Inside a Saudi palace, the scene was the bloody aftermath of an al Qaeda attack in August aimed at killing Prince Mohammed Bin Nayef, head of Saudi Arabia's counter terrorism operations.
To get his bomb into this room, Abdullah Asieri, one of Saudi Arabia's most wanted men, avoided detection by two sets of airport security including metal detectors and palace security.
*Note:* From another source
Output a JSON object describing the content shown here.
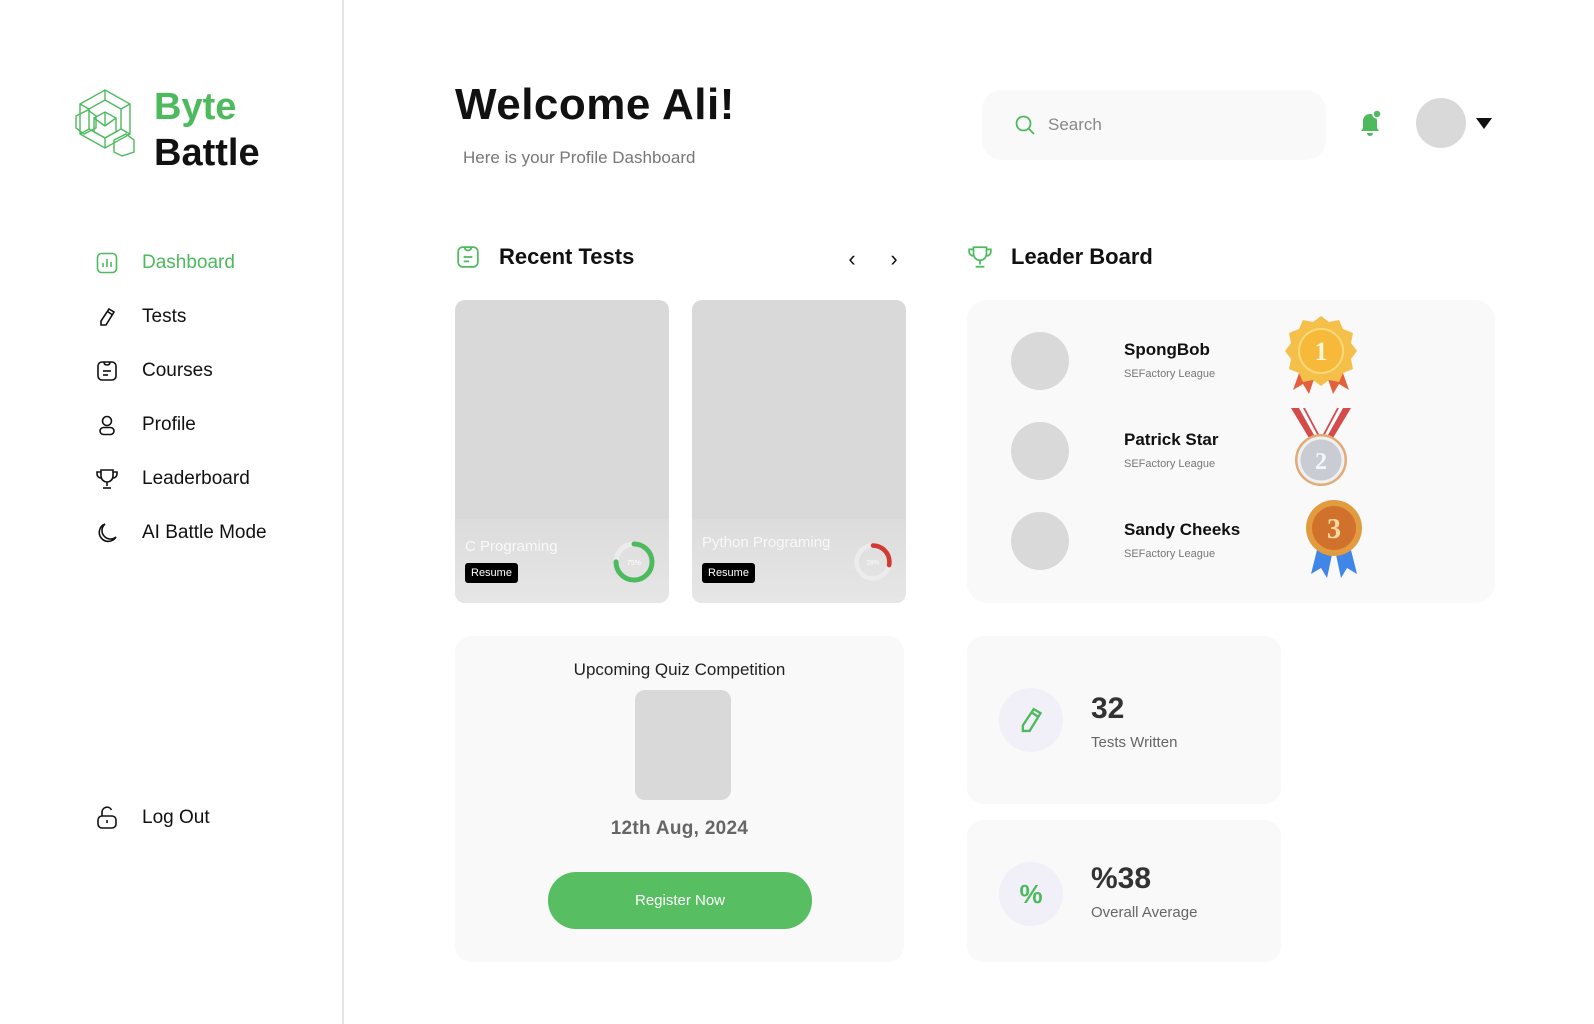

He spent 30 hours in the close company of the prince's own secret service agents - all without anyone suspecting a thing.
How did he do it?
Taking a trick from the narcotics trade - which has long smuggled drugs in body cavities - Asieri had a pound of high explosives, plus a detonator inserted in his rectum.
This was a meticulously planned operation with al Qaeda once again producing something new: this time, the Trojan bomber.
The blast left the prince lightly wounded - a failure as an assassination, but as an exercise in defeating security, it was perfect.
The bomber persuaded the prince he wanted to leave al Qaeda, setting a trap.
Al Qaeda has an animated movie showing the meeting between the bomber and the prince. Asieri says more senior al Qaeda figures want to surrender and convinces the prince to talk to them on a cell phone.
In the conversation recorded by al Qaeda, you hear a beep in the middle of two identical phrases that are repeated by the bomber and his handler.
Explosives experts tell CBS News that beep was likely a text message activating the bomb concealed inside Asieri.
The Trojan bomber hands the phone to Prince Mohammed. He's standing next to him, and 14 seconds later, he detonates.
"This is the nightmare scenario," said Chris Yates, an aviation security consultant.
On a plane at altitude, the effects of such a bomb could be catastrophic. And there is no current security system that could stop it.
"Absolutely nothing other than to require people to strip naked at the airport," said Yates.
And al Qaeda says it will share its new technique via the Internet very soon. There is nothing that can stop that either.